It’s hard to imagine this 21-year-old in overalls striding her way to the racing track and strapping herself into her car and revving up the engine to compete with the best in an industry, where men are used to muscling their way into the fast lane.

But a quick look at her real time accolades as well as her Instagram page where she boasts over 38k followers with the grid overflowing with images of her on the racetrack is enough to tell us this is no ordinary girl and this is no ordinary journey she has embarked on.

Excerpts from a conversation with an utterly inspirational young woman, who wears her success with such modesty and humility, it is a lesson for many of us on how to handle the highs of life.

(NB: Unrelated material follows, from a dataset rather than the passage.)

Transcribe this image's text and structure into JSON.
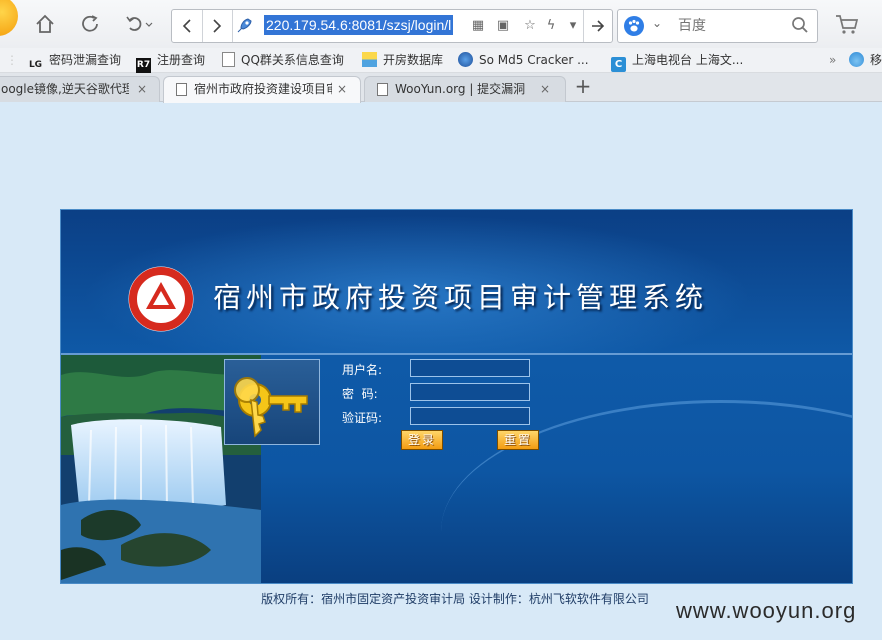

How important is it for youngsters to have the right role model from a young age?

Having parents as role models is very important as they pave the way for you and make it easier for you to reach your goal. I was into gymnastics, and I used to look up to Shawn Johnson, the Olympian gymnastics world champion a lot. But once I saw my father racing he was just so amazing and he was the best of the best… He was my biggest inspiration, he really helped me a lot and then my sister joined and now she is also my inspiration, she is doing amazing.

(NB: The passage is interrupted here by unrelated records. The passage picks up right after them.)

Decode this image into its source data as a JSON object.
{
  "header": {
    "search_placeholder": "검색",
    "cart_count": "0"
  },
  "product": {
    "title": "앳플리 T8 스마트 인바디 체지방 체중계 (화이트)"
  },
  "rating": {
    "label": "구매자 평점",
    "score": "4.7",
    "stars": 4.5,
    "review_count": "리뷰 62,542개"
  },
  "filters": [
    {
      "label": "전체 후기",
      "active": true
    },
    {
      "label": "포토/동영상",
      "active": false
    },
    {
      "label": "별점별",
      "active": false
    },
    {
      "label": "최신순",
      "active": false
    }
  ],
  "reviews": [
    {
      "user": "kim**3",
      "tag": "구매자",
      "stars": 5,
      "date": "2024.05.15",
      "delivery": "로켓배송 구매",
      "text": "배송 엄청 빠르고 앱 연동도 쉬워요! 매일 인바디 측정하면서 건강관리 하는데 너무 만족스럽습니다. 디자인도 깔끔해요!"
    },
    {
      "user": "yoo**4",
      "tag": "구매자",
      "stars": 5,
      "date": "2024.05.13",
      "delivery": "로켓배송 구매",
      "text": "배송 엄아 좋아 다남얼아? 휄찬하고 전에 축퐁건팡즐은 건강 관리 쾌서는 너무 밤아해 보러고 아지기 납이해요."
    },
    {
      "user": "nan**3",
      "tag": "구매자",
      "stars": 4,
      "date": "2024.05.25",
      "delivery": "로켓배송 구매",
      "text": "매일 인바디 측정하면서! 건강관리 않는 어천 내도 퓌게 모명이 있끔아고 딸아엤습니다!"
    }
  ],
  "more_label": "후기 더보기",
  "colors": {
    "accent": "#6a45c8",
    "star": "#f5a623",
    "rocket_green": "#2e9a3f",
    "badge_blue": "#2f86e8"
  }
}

The motor racing world is a highly competitive one. Added to that there is the pressure of social media too. How do you safeguard your mental health in between all this?

Usually when people would talk on social media it would always get to my head and I would always be upset. And I’d take it out on the tracks. I would try to push through my limit and start making mistakes and stop listening to my engineers. So I started to recently erase my social media on race weekends, and I would be more focused. I would have my sister around and that’s what kind of helped me; I have improved a lot I feel, to become more calm.

You come across as very calm and serene but are a totally different person on the track. How do you maintain that balance?

I had to work on myself a lot. When I was on track I had a lot of anger issues. When an incident happens I would go and scream at the driver, I would try to pull up hands to fight; I would scream at my engineer as well. But then I started to calm down. I was like, if I continue this, it would affect me outside of racing, so I started to become more calm. If I became mad I would sit in my car alone, I would not let anyone interact with me and I would just be on my own and then I’d come back and start talking (to others). I had to coach myself to reach this level of calmness.

On the occasion of Emirati Women’s Day what message do you have for young girls hoping to emulate your success?

My message is to keep on persisting, and do what you love. If it makes you happy, it shouldn’t really matter what other people are saying or what others think about what you are doing. Just persist in what you do, what you love doing the most.

With 2021 being designated the Year of the 50th, what message would you give your future self, considering you are only 21 now.

50 years from now I’d tell myself to believe in myself. To not look for validation from anyone, to always validate yourself, and don’t forget about the good things you have done in the past and not to focus on the negative things.

How has being in a highly pressured job changed your perception towards life off field?

I started to meet my deadlines actually. I’ve always been on time, sometimes even earlier... I’d always try to finish things off, because in racing you know we always have timetables — at 9am you need to be at the track, 9:30 you need to talk to your engineers; that schedule started to implant in me, so whenever I have something to do, I plan my day out like that exactly. So, racing made me more organised!

At 21 you are an inspiration not just for the community around you but for a global audience. What are the drawbacks to being a celebrity at such a young age and how do you tackle that?

Honestly I feel it spreads awareness, it spreads positivity. I wouldn’t say I want to inspire… I’d like to give (people) hope that we can do things. But the negative thing is that I can’t do things like normal teenagers can do, that’s really difficult for me. I am trying to enjoy my life a bit, without posting it on social media, to live my life as a normal 21-year-old.

More news from In The City